Researchers have discovered how specific cells in the guts of mice slow down metabolism and eventually contribute to obesity, diabetes, hypertension and atherosclerosis. The findings, scientists say, could have important implications for the prevention and treatment of these kinds of metabolic diseases in humans. The study was funded by the National Heart, Lung, and Blood Institute (NHLBI), part of the National Institutes of Health and appears in the journal Nature.
The cells are called intraepithelial T lymphocytes (or natural IELs), and when they are not present, researchers discovered, the metabolism of mice goes into overdrive.
When natural IELs are present, however, the researchers found that they limit the availability of a type of hormones, incretin GLP-1, that help speed up metabolism. By limiting GLP-1, the natural IELs, in effect, slow down the body’s metabolism and conserve the energy it gets from food.
Over millions of years of evolution, this efficient use of energy provided an essential advantage: when food was scarce, organisms stored rather than burn some of the ingested energy, and they survived longer.
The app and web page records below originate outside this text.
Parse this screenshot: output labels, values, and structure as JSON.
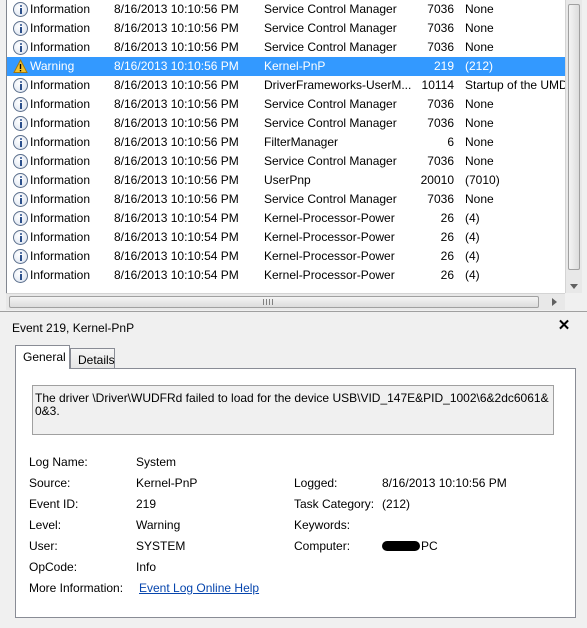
{
  "events": [
    {
      "level": "Information",
      "icon": "info-icon",
      "date": "8/16/2013 10:10:56 PM",
      "source": "Service Control Manager",
      "event_id": "7036",
      "task": "None",
      "selected": false
    },
    {
      "level": "Information",
      "icon": "info-icon",
      "date": "8/16/2013 10:10:56 PM",
      "source": "Service Control Manager",
      "event_id": "7036",
      "task": "None",
      "selected": false
    },
    {
      "level": "Information",
      "icon": "info-icon",
      "date": "8/16/2013 10:10:56 PM",
      "source": "Service Control Manager",
      "event_id": "7036",
      "task": "None",
      "selected": false
    },
    {
      "level": "Warning",
      "icon": "warning-icon",
      "date": "8/16/2013 10:10:56 PM",
      "source": "Kernel-PnP",
      "event_id": "219",
      "task": "(212)",
      "selected": true
    },
    {
      "level": "Information",
      "icon": "info-icon",
      "date": "8/16/2013 10:10:56 PM",
      "source": "DriverFrameworks-UserM...",
      "event_id": "10114",
      "task": "Startup of the UMD",
      "selected": false
    },
    {
      "level": "Information",
      "icon": "info-icon",
      "date": "8/16/2013 10:10:56 PM",
      "source": "Service Control Manager",
      "event_id": "7036",
      "task": "None",
      "selected": false
    },
    {
      "level": "Information",
      "icon": "info-icon",
      "date": "8/16/2013 10:10:56 PM",
      "source": "Service Control Manager",
      "event_id": "7036",
      "task": "None",
      "selected": false
    },
    {
      "level": "Information",
      "icon": "info-icon",
      "date": "8/16/2013 10:10:56 PM",
      "source": "FilterManager",
      "event_id": "6",
      "task": "None",
      "selected": false
    },
    {
      "level": "Information",
      "icon": "info-icon",
      "date": "8/16/2013 10:10:56 PM",
      "source": "Service Control Manager",
      "event_id": "7036",
      "task": "None",
      "selected": false
    },
    {
      "level": "Information",
      "icon": "info-icon",
      "date": "8/16/2013 10:10:56 PM",
      "source": "UserPnp",
      "event_id": "20010",
      "task": "(7010)",
      "selected": false
    },
    {
      "level": "Information",
      "icon": "info-icon",
      "date": "8/16/2013 10:10:56 PM",
      "source": "Service Control Manager",
      "event_id": "7036",
      "task": "None",
      "selected": false
    },
    {
      "level": "Information",
      "icon": "info-icon",
      "date": "8/16/2013 10:10:54 PM",
      "source": "Kernel-Processor-Power",
      "event_id": "26",
      "task": "(4)",
      "selected": false
    },
    {
      "level": "Information",
      "icon": "info-icon",
      "date": "8/16/2013 10:10:54 PM",
      "source": "Kernel-Processor-Power",
      "event_id": "26",
      "task": "(4)",
      "selected": false
    },
    {
      "level": "Information",
      "icon": "info-icon",
      "date": "8/16/2013 10:10:54 PM",
      "source": "Kernel-Processor-Power",
      "event_id": "26",
      "task": "(4)",
      "selected": false
    },
    {
      "level": "Information",
      "icon": "info-icon",
      "date": "8/16/2013 10:10:54 PM",
      "source": "Kernel-Processor-Power",
      "event_id": "26",
      "task": "(4)",
      "selected": false
    }
  ],
  "details": {
    "title": "Event 219, Kernel-PnP",
    "close_icon": "close-icon",
    "tabs": [
      "General",
      "Details"
    ],
    "active_tab": "General",
    "description": "The driver \\Driver\\WUDFRd failed to load for the device USB\\VID_147E&PID_1002\\6&2dc6061&0&3.",
    "log_name_label": "Log Name:",
    "log_name": "System",
    "source_label": "Source:",
    "source": "Kernel-PnP",
    "logged_label": "Logged:",
    "logged": "8/16/2013 10:10:56 PM",
    "event_id_label": "Event ID:",
    "event_id": "219",
    "task_category_label": "Task Category:",
    "task_category": "(212)",
    "level_label": "Level:",
    "level": "Warning",
    "keywords_label": "Keywords:",
    "keywords": "",
    "user_label": "User:",
    "user": "SYSTEM",
    "computer_label": "Computer:",
    "computer_suffix": "PC",
    "opcode_label": "OpCode:",
    "opcode": "Info",
    "more_info_label": "More Information:",
    "more_info_link": "Event Log Online Help"
  },
  "colors": {
    "selection": "#3399ff",
    "link": "#0645ad",
    "warning_triangle": "#f2c12e"
  }
}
Swirski’s research could eventually shed light on how to prevent and treat cardiovascular disease and other related ailments in humans. The first step is to determine the number and variations of natural IELs in people, then answer key questions. Do individuals with low numbers of IELs get protected against cardiovascular disease? Could blocking IELs reduce their risks?